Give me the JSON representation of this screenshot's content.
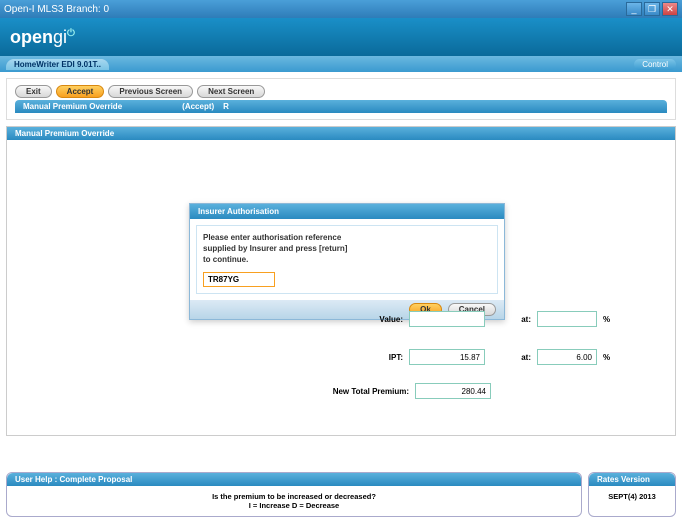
{
  "window": {
    "title": "Open-I MLS3 Branch: 0"
  },
  "tabs": {
    "main": "HomeWriter EDI 9.01T..",
    "control": "Control"
  },
  "toolbar": {
    "exit": "Exit",
    "accept": "Accept",
    "previous": "Previous Screen",
    "next": "Next Screen",
    "sub_title": "Manual Premium Override",
    "sub_hint": "(Accept)",
    "sub_key": "R"
  },
  "panel": {
    "title": "Manual Premium Override"
  },
  "dialog": {
    "title": "Insurer Authorisation",
    "msg1": "Please enter authorisation reference",
    "msg2": "supplied by Insurer and press [return]",
    "msg3": "to continue.",
    "input": "TR87YG",
    "ok": "Ok",
    "cancel": "Cancel"
  },
  "fields": {
    "value_lbl": "Value:",
    "value": "",
    "at1_lbl": "at:",
    "at1": "",
    "pct": "%",
    "ipt_lbl": "IPT:",
    "ipt": "15.87",
    "at2_lbl": "at:",
    "at2": "6.00",
    "ntp_lbl": "New Total Premium:",
    "ntp": "280.44"
  },
  "help": {
    "title": "User Help : Complete Proposal",
    "line1": "Is the premium to be increased or decreased?",
    "line2": "I = Increase    D = Decrease"
  },
  "rates": {
    "title": "Rates Version",
    "value": "SEPT(4) 2013"
  }
}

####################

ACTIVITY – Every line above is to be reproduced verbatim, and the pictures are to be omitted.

WRITTEN SOLUTION –
Give me the JSON representation of this screenshot's content.
{
  "window": {
    "title": "Open-I MLS3 Branch: 0"
  },
  "tabs": {
    "main": "HomeWriter EDI 9.01T..",
    "control": "Control"
  },
  "toolbar": {
    "exit": "Exit",
    "accept": "Accept",
    "previous": "Previous Screen",
    "next": "Next Screen",
    "sub_title": "Manual Premium Override",
    "sub_hint": "(Accept)",
    "sub_key": "R"
  },
  "panel": {
    "title": "Manual Premium Override"
  },
  "dialog": {
    "title": "Insurer Authorisation",
    "msg1": "Please enter authorisation reference",
    "msg2": "supplied by Insurer and press [return]",
    "msg3": "to continue.",
    "input": "TR87YG",
    "ok": "Ok",
    "cancel": "Cancel"
  },
  "fields": {
    "value_lbl": "Value:",
    "value": "",
    "at1_lbl": "at:",
    "at1": "",
    "pct": "%",
    "ipt_lbl": "IPT:",
    "ipt": "15.87",
    "at2_lbl": "at:",
    "at2": "6.00",
    "ntp_lbl": "New Total Premium:",
    "ntp": "280.44"
  },
  "help": {
    "title": "User Help : Complete Proposal",
    "line1": "Is the premium to be increased or decreased?",
    "line2": "I = Increase    D = Decrease"
  },
  "rates": {
    "title": "Rates Version",
    "value": "SEPT(4) 2013"
  }
}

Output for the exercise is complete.